As she headed out, a flurry of other vessels moved out as well, like Mariposa. I’ll bet she’s the updated version of Butterfly, which used to call here. . . and maybe still does. These are non-interactive screen captures of AIS.
Anyhow, as Swan and Mariposa headed out, notice APL Indonesia and A. r. c. Gloria arriving. As thrilling as it was to see Gloria, I felt the same to see APL Indonesia, which I foto’d here three months ago headed outbound for China; THIS is the return, twice via the Panama Canal.
Sunday night I also noticed Gazela exiting Delaware Bay. Almost two years ago, I stood watch on Gazela inbound from just east of Cape May and upward toward Wilmington, midnight to six, a thrilling experience. If you’re local or can get here by this weekend, come see pirate burlesque on Gazela. Get tickets here.
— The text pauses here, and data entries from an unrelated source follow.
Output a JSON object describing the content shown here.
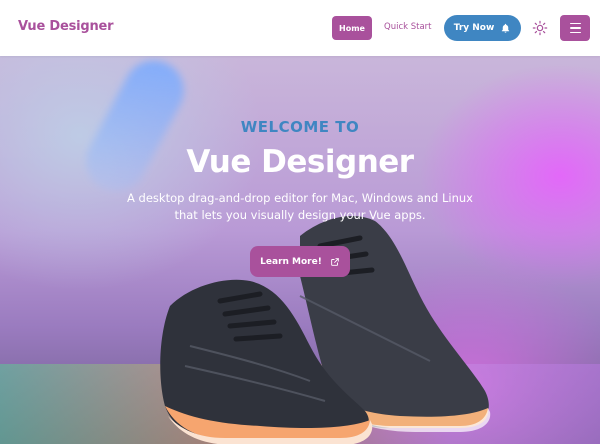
{
  "navbar": {
    "brand": "Vue Designer",
    "home_label": "Home",
    "quick_start_label": "Quick Start",
    "try_now_label": "Try Now"
  },
  "hero": {
    "welcome": "WELCOME TO",
    "title": "Vue Designer",
    "subtitle_line1": "A desktop drag-and-drop editor for Mac, Windows and Linux",
    "subtitle_line2": "that lets you visually design your Vue apps.",
    "cta_label": "Learn More!"
  },
  "colors": {
    "brand": "#a9519c",
    "accent_blue": "#3f86c2"
  },
  "icons": {
    "try_now": "bell-icon",
    "theme": "sun-icon",
    "menu": "hamburger-menu-icon",
    "cta": "external-link-icon"
  }
}
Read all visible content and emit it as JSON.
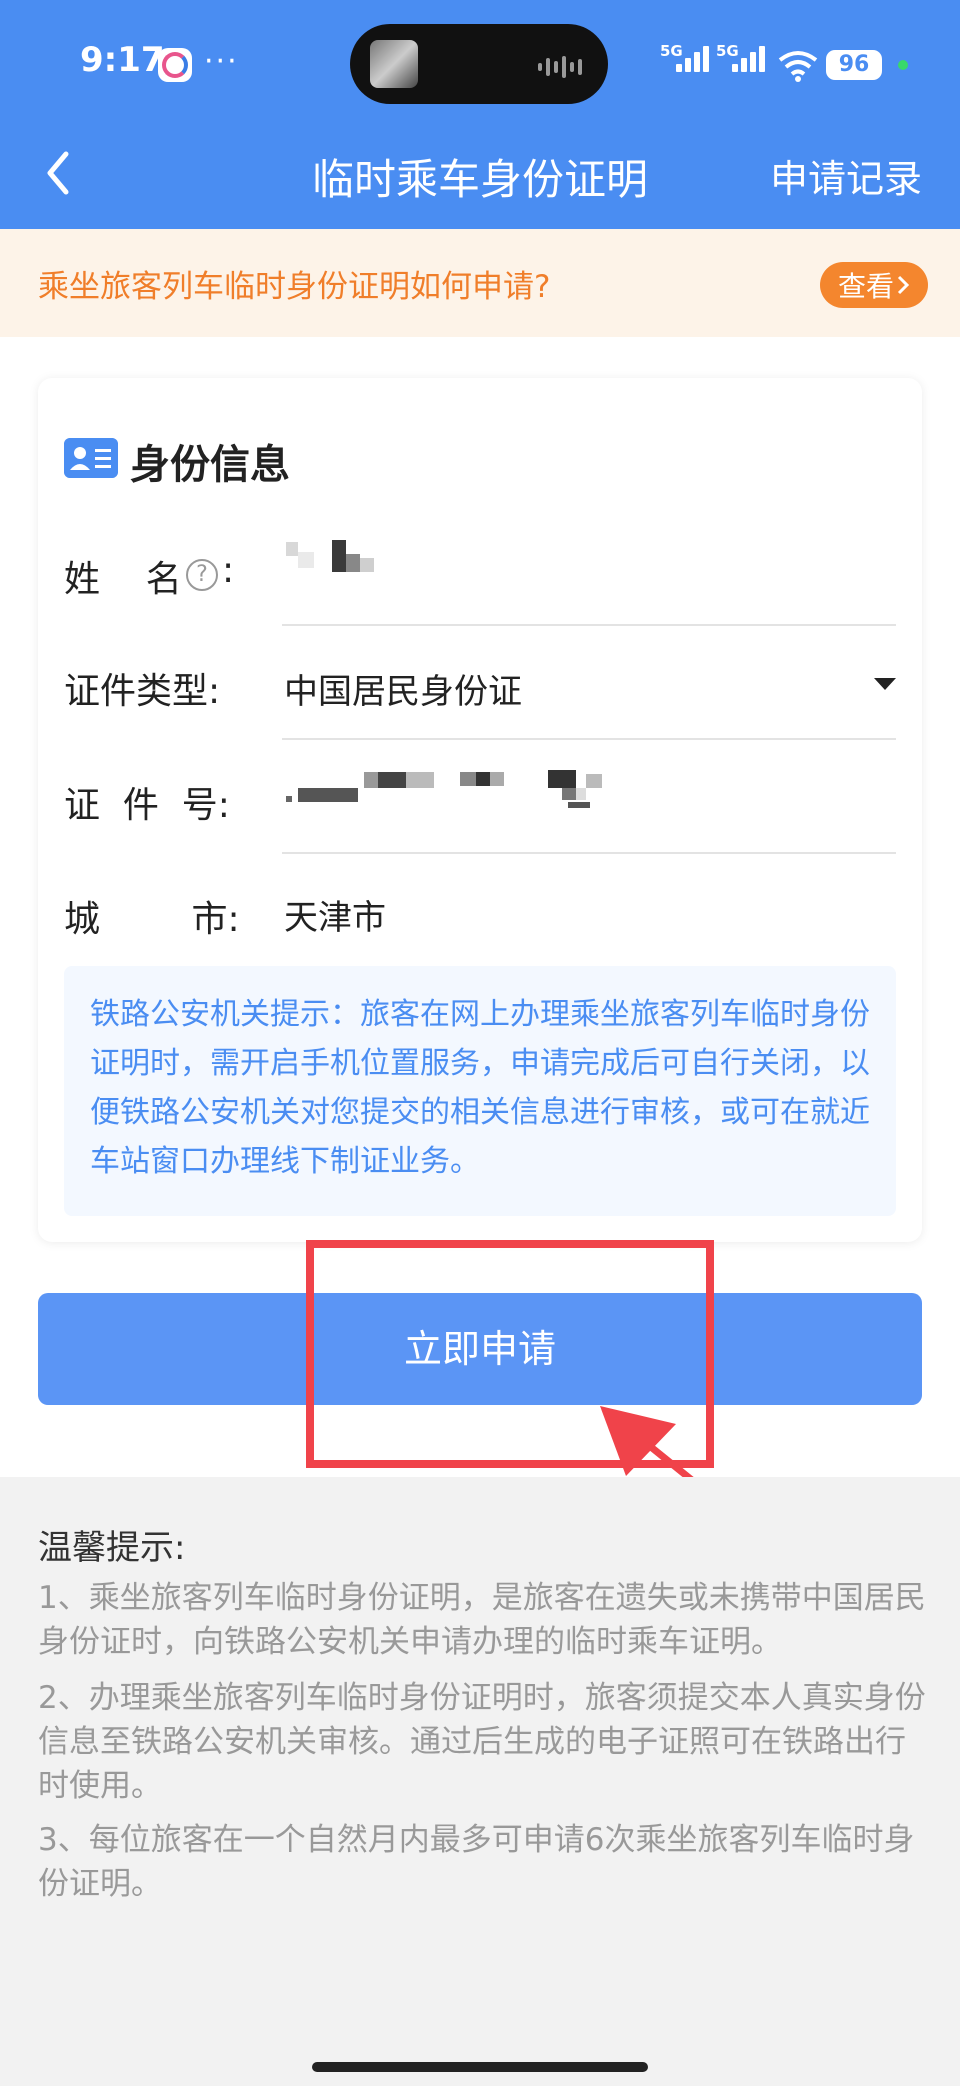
{
  "status_bar": {
    "time": "9:17",
    "more": "···",
    "signal_1": "5G",
    "signal_2": "5G",
    "battery": "96"
  },
  "nav": {
    "title": "临时乘车身份证明",
    "right_link": "申请记录"
  },
  "notice": {
    "text": "乘坐旅客列车临时身份证明如何申请?",
    "button": "查看"
  },
  "card": {
    "title": "身份信息",
    "fields": {
      "name": {
        "label": "姓    名",
        "colon": ":"
      },
      "id_type": {
        "label": "证件类型:",
        "value": "中国居民身份证"
      },
      "id_number": {
        "label": "证  件  号:"
      },
      "city": {
        "label": "城        市:",
        "value": "天津市"
      }
    },
    "tip": "铁路公安机关提示：旅客在网上办理乘坐旅客列车临时身份证明时，需开启手机位置服务，申请完成后可自行关闭，以便铁路公安机关对您提交的相关信息进行审核，或可在就近车站窗口办理线下制证业务。"
  },
  "apply_button": "立即申请",
  "warm_tips": {
    "title": "温馨提示:",
    "items": [
      "1、乘坐旅客列车临时身份证明，是旅客在遗失或未携带中国居民身份证时，向铁路公安机关申请办理的临时乘车证明。",
      "2、办理乘坐旅客列车临时身份证明时，旅客须提交本人真实身份信息至铁路公安机关审核。通过后生成的电子证照可在铁路出行时使用。",
      "3、每位旅客在一个自然月内最多可申请6次乘坐旅客列车临时身份证明。"
    ]
  },
  "colors": {
    "primary": "#4a8df2",
    "button": "#5b95f5",
    "notice_text": "#f07e2a",
    "highlight": "#f0434a"
  }
}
As Mariposa and McAllister Girls tango eastbound on the KVK, crew retrieve Girls’ line. Just a few days ago, Girls participated in the foggy loading process of Swan.
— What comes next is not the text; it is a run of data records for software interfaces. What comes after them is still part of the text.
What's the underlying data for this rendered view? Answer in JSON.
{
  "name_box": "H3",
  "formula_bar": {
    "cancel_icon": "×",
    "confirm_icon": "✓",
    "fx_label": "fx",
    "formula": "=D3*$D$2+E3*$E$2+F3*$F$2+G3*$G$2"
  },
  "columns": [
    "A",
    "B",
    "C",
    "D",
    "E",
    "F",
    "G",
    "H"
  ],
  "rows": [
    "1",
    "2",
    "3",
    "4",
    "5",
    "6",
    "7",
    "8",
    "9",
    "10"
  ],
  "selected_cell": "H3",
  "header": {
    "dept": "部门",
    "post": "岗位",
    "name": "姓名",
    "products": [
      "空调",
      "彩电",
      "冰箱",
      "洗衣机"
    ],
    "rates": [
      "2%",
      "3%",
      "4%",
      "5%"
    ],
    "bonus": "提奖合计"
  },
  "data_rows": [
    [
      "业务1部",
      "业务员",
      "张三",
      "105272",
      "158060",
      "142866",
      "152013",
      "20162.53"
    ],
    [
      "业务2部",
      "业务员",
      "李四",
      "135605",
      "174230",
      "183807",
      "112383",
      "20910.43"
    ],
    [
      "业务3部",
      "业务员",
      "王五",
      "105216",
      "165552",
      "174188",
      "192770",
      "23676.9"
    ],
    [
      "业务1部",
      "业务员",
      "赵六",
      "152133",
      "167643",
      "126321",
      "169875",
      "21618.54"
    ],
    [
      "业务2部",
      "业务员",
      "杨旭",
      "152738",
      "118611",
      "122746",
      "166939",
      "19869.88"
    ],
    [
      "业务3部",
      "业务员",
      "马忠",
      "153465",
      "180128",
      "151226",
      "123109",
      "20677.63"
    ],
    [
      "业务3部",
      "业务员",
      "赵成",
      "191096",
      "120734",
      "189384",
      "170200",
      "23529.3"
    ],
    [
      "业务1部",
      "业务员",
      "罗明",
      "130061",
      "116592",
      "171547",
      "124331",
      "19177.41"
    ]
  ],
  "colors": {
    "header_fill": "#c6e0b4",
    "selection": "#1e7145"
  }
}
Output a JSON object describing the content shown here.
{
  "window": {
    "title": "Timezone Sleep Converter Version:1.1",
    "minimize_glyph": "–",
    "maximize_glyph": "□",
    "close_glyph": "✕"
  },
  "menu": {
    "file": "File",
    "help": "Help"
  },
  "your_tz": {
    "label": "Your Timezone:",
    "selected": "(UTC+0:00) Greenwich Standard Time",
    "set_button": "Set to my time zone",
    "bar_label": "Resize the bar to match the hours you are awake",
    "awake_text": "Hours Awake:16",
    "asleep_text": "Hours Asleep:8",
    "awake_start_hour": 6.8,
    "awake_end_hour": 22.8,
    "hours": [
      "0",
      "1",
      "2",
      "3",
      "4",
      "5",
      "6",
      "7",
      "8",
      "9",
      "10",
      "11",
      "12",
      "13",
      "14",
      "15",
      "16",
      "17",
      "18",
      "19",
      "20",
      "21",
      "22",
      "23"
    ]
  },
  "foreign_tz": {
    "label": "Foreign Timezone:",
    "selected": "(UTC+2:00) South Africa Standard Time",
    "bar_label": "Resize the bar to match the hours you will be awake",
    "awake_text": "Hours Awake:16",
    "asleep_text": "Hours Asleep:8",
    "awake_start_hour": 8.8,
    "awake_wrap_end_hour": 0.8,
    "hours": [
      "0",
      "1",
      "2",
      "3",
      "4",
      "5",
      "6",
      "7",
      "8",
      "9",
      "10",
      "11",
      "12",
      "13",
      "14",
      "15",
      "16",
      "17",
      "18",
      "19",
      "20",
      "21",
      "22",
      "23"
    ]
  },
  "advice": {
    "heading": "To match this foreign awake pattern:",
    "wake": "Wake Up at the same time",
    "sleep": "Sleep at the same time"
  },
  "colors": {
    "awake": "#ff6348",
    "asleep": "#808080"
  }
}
In the wee hours this morning, I noticed B. E. Guayas (all 257′ loa of her) approach from the south and Eagle from the East.
Also in the wee hours this morning. APL Indonesia heads back for China already, passing between Pride of Baltimore 2 and Cuauhtemoc, converging upon the sixth boro. Here’s a quite poor foto I got of her at Pier 17 five whole years ago . . . before this blog sprouted chin feathers!! For a guide to pronunciation, click here.
Also by Tuesday morning, more Opsail vessels have converged within the sixth boro. See Gazela at Pier 25 Manhattan, and over at the cement pier in Brooklyn is . . . . Alice!!! Alice Oldendorff!! My point is . . . Opsail happens within a context.
And when I woke up this morning, Eagle was doing a turn in the Narrows while Scotty Sky (52 years young . . . bless her vital Blount-built tanks!) was supplying Gloria with liquid sustenance.
Latest . . . J.S. El Cano (1927 built and 371 ‘ loa) has popped up on AIS; I had seen her in the wee hours. Cisne Branco, La Belle Poule, Etoile, and all the FleetWeek vessels are still out of range or in stealth mode.